Though we're pretty sure that time travelers don't exist, people were working on hypertext -- used by web browsers to retrieve connected information -- long before computers. It even predates the ideas of a certain Vannevar Bush, the man generally acknowledged as having laid the groundwork for hypertext by microfiche in a seminal 1945 article. Nope, according to the Atlantic, some people were pondering ways of storing and retrieving information prior even to the 20th century. A Belgian genius called Paul Otlet posited an idea in 1895 about "universal libraries" to give anyone access to a vast number of books. By 1934 he had refined it to "electronic telescopes" that would connect people instantly to books, films, audio recordings and photos.

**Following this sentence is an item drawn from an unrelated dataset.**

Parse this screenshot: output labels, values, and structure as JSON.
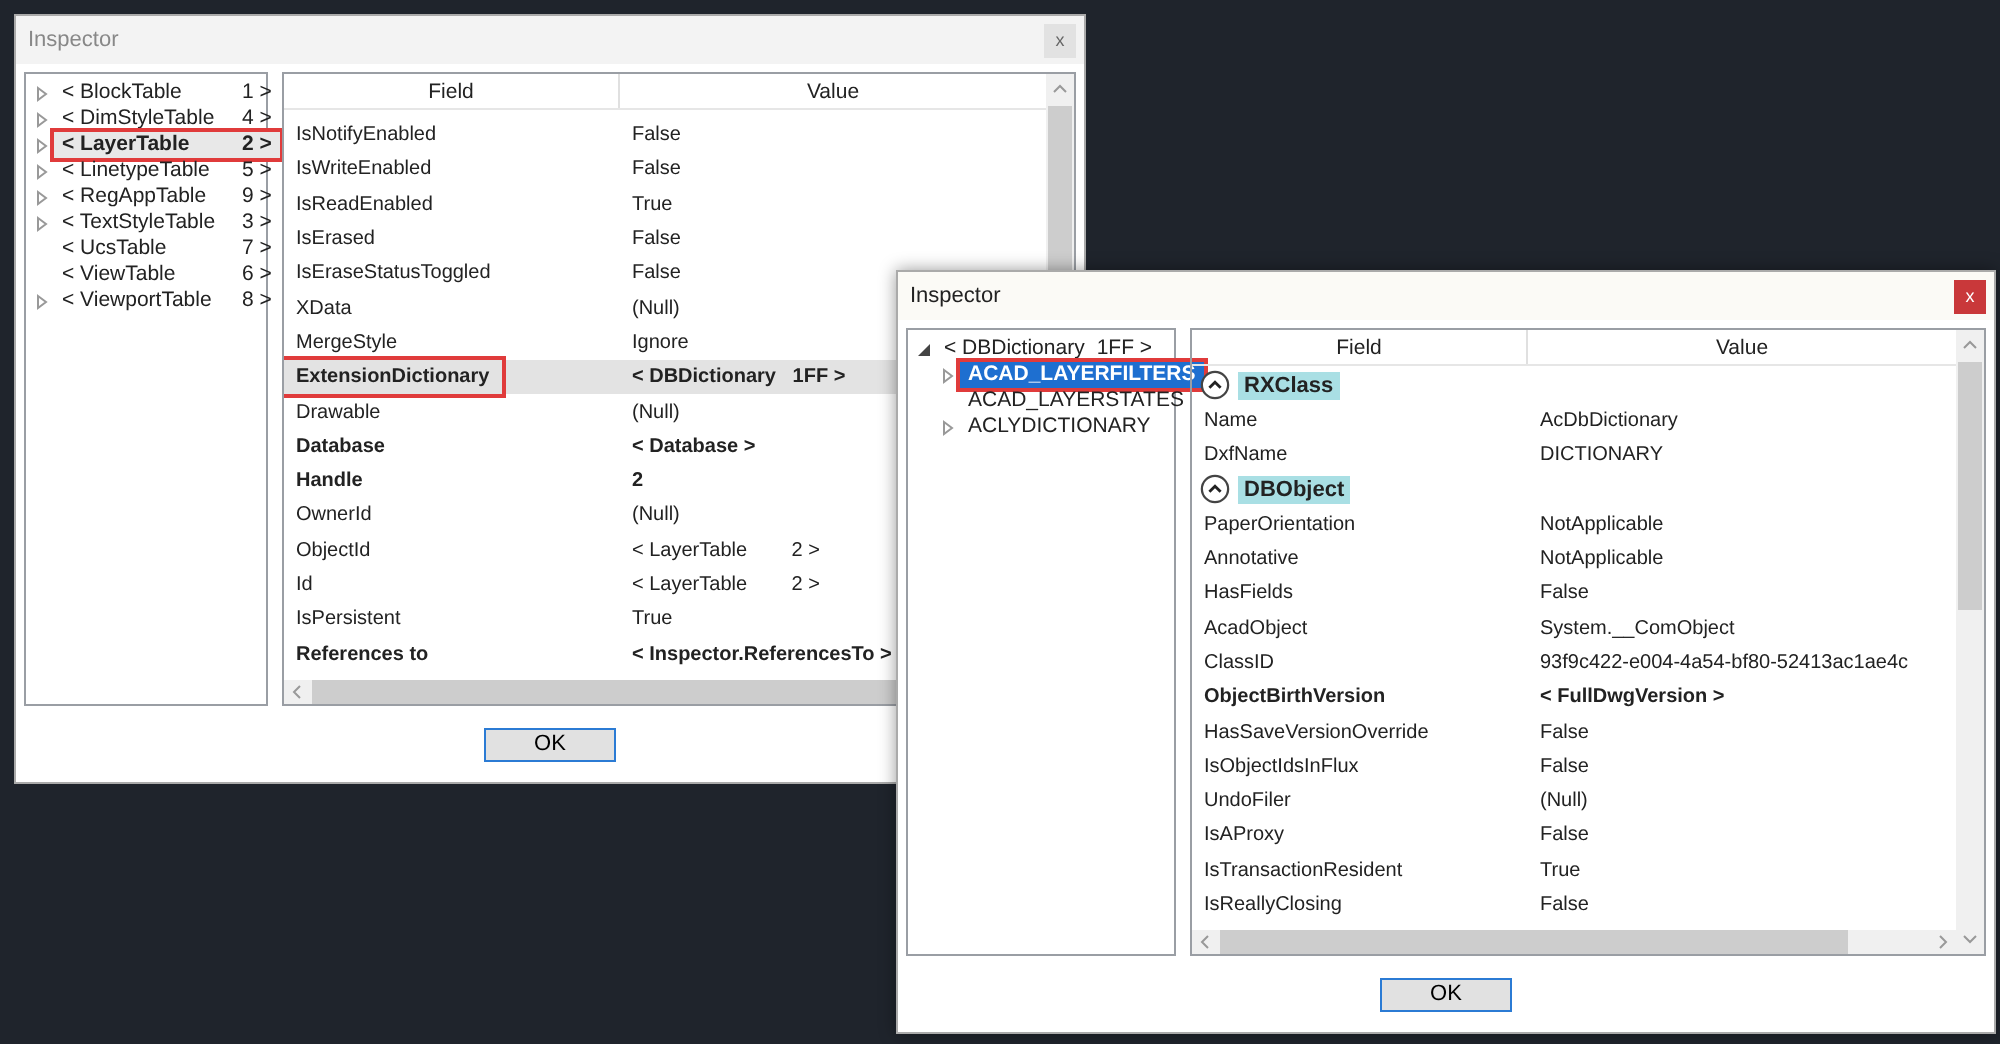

We take that for granted nowadays, of course, but few were considering such ideas back then. Otlet joined forces with radical thinkers like Nobel prize winner Henry LaFontaine and architectural genius Le Courbusier to design a global newspaper archive, networked associations and a 150-room museum. Though those ideas remained a pipe dream, at one point they actually provided a service where you could submit a question and get an answer by telegraph (for a fee). Otlet's ultimate goal was a system where "from a distance, everyone will be able to read text, enlarged and limited to the desired subject, projected on an individual screen." That foreshadowed the modern internet, something even Vannevar Bush never saw coming. Unfortunately, Otlet's vision was shattered by the Nazi invasion of Belgium in 1940, and he died soon after. Luckily, he's now getting some credit for those ideas, and his fascinating story is worth a longer read.